Work request:
Count the lines below that contain the word "Switches", and reply with that number alone.

Extracted data:
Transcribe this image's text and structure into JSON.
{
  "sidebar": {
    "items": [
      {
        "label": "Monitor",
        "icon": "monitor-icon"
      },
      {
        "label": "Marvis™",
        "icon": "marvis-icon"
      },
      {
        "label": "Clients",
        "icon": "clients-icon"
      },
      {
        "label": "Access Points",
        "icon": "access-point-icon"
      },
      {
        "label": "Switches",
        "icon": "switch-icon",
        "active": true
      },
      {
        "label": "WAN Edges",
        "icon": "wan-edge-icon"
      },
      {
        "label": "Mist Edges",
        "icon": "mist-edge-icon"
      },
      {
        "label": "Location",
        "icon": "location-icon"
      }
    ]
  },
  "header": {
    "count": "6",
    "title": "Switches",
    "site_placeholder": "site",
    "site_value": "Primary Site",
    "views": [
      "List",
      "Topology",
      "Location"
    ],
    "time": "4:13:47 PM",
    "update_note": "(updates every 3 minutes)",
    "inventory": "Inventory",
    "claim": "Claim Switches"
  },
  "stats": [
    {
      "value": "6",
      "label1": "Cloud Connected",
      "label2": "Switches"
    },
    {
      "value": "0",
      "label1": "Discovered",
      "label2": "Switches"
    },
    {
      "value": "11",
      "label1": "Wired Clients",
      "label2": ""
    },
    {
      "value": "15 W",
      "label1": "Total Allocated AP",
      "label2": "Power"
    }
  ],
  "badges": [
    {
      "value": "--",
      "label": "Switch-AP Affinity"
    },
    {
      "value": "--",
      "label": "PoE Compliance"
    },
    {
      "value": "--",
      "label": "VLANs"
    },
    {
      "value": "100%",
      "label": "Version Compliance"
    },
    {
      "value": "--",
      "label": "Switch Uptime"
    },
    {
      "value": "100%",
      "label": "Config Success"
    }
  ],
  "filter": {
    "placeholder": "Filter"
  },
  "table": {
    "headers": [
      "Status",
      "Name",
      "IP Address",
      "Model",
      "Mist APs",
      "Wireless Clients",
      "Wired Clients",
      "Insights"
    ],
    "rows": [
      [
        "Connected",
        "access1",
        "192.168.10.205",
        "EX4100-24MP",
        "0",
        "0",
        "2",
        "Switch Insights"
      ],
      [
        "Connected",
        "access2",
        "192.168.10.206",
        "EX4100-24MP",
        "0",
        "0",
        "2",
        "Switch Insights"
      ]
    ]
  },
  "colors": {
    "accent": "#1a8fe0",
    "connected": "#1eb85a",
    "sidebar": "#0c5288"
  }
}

Answer to this task:
5